“Witchblade” was one of the first gigs I was offered upon pulling the ripcord and exiting the good ship CrossGen as it was taking on water. At the time, I’d honestly never read an entire issue of it. When I took on the assignment, it was with the intention of rehabilitating the T&A reputation it had garnered and putting the focus on what I thought was a pretty interesting lead character in Sara Pezzini, rather than on what she was or wasn’t wearing. I found that it was literally a one-reader-at-a-time process. Ingrained perceptions, especially those of people who don’t actually read the book, are hard to change.
But I think I was able to introduce some new readers to Sara, and move her forward as a character. We gave her a new assignment in the police department, a new partner and boyfriend, a new apartment, and a daughter. We gave the Witchblade itself a complete origin, and placed it within a larger context of 13 Artifacts that are integral to the fate of the universe.
Seventy-plus issues feels like a good run, even if it doesn’t feel like a complete run to me right now. Issue #150 will put a cap on what Stjepan and I have to say about “Witchblade.” I’m pretty sure I have more stories to tell — more stories about the Witchblade, more stories about Sara. But it’s better to leave before the well is dry than to stay too long, and only realize in retrospect that you had nothing worthwhile left to say.
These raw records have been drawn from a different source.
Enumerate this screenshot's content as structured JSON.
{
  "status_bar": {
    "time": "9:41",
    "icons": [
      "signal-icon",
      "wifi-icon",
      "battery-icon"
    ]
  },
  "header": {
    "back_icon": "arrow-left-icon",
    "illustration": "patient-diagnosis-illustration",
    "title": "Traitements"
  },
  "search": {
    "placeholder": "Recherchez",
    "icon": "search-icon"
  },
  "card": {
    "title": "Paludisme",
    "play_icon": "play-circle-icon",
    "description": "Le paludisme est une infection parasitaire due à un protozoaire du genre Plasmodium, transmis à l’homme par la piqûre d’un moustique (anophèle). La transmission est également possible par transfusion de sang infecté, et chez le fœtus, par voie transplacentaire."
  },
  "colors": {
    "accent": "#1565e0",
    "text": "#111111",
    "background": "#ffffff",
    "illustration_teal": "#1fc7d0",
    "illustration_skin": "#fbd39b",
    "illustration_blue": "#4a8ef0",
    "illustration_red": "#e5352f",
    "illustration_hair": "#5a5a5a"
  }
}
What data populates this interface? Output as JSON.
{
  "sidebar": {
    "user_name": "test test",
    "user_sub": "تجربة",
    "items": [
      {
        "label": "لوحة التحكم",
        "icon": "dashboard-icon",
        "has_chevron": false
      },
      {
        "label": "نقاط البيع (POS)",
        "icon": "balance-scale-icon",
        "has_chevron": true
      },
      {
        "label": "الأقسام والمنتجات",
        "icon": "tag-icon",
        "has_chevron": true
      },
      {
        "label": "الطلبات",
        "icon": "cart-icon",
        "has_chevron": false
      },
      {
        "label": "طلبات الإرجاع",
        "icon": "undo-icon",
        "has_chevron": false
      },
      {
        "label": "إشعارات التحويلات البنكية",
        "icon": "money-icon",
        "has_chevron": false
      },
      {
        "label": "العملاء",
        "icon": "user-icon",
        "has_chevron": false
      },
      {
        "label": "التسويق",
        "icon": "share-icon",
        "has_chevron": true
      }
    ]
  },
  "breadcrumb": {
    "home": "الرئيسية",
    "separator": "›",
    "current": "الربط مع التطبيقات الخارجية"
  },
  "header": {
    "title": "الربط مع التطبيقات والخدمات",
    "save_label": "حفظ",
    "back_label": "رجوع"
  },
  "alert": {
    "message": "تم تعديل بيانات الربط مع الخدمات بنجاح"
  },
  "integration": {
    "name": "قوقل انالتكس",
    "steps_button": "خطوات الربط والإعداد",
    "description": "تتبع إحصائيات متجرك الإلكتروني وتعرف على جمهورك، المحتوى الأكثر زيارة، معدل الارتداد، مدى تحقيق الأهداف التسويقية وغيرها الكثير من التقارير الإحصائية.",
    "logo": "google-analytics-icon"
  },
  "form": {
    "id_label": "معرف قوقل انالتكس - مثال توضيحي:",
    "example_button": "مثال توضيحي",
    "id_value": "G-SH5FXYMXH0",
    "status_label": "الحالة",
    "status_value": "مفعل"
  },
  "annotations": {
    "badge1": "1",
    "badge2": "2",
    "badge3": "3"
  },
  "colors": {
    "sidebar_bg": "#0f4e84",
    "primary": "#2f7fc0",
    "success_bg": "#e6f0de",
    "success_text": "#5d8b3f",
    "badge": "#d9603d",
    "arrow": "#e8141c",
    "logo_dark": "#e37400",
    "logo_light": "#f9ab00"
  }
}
I feel a slight twinge at walking away from a book with the kind of name recognition that “Witchblade” has. Certainly it’s not the Q Score of, say, Batman or Spider-Man, but thanks to the television series and the anime, as well as the comic, there’s a broader awareness of “Witchblade” than I would’ve expected. Certainly a broader awareness than something like “Magdalena” (or “Shinku”) can claim at this point. But that’s part of the enticing challenge of those books, a chance to build a concept into something recognizable.
There’s also the worry of leaving an established book for something with less of a track record. “Witchblade” has been around for 15 years. The current “Magdalena” volume has been around for six issues. Top Cow and Image are as committed to the series as I am, but it’s ultimately vulnerable to the same factors as any other book: If the sales aren’t there, it eventually goes away. At that point, maybe I do have a hole in my schedule. If you take that as a veiled request to follow me over to “Magdalena” and “Shinku” — you’re right.
Last time around, I wrote about feeling an emotional attachment to Kyle Rayner, the Green Lantern I helped create. I feel a bit of the same for Sara Pezzini. I didn’t create Sara, but hopefully I fleshed her out a bit and made her a little more real for readers. If nothing else, I’ve spent the last seven years with her. That’s my longest relationship with a woman other than my wife. And I’ve enjoyed spending that time with Sara, even if it often meant making her suffer some truly unpleasant experiences. I’m going to genuinely miss Sara. I hope she’ll miss me a little bit too.
Ron Marz has been writing comics for two decades, and thinks it’s pretty much the best job ever. His current work includes “Artifacts,” “Witchblade” and “Magdalena” for Top Cow, and his upcoming creator-owned title, “Shinku,” for Image, set to debut in June, 2011. Follow him on Twitter (@ronmarz) and his website, ronmarz.com